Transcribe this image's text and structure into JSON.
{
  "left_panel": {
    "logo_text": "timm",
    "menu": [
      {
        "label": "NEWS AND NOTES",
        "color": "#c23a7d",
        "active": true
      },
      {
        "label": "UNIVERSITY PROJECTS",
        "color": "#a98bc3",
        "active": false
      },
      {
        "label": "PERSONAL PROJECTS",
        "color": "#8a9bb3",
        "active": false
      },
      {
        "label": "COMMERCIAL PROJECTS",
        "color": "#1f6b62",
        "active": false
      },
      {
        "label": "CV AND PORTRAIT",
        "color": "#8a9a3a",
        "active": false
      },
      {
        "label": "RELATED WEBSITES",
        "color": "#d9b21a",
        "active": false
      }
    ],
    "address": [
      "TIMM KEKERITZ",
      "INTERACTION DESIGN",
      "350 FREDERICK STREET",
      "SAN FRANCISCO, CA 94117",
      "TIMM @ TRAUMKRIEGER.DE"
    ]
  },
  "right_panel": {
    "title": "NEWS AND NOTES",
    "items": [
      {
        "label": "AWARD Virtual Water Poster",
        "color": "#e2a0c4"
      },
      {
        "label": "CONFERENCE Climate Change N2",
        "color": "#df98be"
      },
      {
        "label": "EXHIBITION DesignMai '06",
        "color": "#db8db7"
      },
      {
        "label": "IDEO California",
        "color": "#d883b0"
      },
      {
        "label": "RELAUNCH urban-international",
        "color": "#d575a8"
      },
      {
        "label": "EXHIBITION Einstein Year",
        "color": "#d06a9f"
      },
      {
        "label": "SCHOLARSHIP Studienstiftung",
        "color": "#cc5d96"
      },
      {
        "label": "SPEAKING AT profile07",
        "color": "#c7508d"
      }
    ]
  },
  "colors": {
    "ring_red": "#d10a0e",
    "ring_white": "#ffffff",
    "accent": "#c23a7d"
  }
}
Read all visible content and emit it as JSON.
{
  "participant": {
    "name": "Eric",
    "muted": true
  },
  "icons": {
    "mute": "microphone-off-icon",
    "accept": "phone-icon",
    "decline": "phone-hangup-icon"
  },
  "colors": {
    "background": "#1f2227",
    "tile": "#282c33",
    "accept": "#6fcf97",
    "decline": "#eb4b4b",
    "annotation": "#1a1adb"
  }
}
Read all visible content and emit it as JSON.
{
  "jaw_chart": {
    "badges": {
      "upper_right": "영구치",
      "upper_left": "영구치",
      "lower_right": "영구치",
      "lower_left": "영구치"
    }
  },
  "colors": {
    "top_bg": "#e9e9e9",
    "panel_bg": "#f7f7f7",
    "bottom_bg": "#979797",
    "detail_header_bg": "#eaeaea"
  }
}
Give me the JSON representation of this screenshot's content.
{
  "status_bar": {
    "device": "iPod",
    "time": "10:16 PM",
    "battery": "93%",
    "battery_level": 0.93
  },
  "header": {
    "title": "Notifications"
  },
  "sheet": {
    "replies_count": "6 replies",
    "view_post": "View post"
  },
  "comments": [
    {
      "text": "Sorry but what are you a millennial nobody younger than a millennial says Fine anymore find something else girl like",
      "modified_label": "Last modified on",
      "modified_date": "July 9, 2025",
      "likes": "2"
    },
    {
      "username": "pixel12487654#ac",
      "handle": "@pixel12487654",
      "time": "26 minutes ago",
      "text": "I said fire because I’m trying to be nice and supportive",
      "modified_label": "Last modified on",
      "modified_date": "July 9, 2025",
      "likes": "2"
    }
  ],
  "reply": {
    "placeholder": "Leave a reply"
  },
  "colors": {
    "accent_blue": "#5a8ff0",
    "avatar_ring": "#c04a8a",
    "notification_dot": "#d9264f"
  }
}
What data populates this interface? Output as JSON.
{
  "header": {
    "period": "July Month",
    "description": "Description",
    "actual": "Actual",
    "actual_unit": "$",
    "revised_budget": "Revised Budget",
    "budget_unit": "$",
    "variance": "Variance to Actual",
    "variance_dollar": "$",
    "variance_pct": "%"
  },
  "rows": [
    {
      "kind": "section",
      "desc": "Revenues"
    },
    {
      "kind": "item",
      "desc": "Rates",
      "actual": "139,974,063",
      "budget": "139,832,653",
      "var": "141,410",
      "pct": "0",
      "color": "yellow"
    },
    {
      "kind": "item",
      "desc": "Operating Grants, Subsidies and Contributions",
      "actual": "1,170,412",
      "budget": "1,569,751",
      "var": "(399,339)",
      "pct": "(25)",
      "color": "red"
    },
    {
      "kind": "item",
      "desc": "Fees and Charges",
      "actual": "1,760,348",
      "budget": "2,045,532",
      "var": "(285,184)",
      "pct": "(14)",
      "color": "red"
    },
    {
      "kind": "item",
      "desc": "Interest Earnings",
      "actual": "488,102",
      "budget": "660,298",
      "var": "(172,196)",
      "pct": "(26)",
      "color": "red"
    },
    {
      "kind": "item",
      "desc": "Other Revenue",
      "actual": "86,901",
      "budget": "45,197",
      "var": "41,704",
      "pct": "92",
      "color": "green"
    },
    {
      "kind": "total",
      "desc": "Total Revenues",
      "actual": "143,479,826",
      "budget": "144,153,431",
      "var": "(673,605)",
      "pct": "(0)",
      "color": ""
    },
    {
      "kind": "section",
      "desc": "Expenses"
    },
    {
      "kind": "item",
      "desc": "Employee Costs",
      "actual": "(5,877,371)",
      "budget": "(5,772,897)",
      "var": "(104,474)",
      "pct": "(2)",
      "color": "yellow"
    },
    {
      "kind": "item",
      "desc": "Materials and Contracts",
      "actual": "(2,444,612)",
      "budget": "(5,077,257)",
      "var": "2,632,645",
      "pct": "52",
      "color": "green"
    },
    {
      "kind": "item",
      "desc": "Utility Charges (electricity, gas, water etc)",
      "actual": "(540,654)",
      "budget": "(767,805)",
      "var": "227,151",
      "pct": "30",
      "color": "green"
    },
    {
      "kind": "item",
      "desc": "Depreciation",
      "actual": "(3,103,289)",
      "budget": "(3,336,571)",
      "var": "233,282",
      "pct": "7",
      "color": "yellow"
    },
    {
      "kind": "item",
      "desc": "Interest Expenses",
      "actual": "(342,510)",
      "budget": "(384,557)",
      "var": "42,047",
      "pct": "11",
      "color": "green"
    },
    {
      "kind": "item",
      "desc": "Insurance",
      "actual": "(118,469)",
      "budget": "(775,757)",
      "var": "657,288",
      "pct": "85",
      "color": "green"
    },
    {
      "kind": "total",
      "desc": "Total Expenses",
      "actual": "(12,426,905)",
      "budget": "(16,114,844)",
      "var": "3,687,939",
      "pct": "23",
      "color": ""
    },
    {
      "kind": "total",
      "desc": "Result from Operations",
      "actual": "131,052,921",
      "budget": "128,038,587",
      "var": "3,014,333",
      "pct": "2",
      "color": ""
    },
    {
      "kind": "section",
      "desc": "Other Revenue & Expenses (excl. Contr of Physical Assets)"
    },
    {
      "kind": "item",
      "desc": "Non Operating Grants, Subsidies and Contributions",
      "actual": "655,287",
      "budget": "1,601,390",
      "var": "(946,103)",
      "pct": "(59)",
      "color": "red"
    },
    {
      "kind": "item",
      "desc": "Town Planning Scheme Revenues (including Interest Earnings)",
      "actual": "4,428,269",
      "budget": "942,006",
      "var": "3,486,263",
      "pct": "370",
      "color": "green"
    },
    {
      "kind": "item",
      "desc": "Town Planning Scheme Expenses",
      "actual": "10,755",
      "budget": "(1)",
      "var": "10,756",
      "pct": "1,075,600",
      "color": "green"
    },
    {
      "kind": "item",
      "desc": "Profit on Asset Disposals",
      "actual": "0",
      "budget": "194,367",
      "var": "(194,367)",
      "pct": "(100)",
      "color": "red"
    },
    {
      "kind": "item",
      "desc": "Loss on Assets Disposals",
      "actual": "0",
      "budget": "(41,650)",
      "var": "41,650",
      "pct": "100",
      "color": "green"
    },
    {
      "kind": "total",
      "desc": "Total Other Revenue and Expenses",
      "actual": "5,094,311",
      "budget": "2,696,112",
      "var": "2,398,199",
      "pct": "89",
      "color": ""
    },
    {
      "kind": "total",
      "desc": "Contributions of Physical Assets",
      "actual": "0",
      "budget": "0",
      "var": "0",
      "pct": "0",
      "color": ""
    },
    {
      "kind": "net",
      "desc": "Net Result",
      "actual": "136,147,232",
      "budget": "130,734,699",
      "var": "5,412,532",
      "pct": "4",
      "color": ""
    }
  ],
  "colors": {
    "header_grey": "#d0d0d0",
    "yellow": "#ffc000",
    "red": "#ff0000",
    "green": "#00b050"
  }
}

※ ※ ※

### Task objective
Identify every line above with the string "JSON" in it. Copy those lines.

### Answer for the task
Transcribe this image's text and structure into JSON.
Read all visible content and emit it as JSON.
Read all visible content and emit it as JSON.
Give me the JSON representation of this screenshot's content.
What data populates this interface? Output as JSON.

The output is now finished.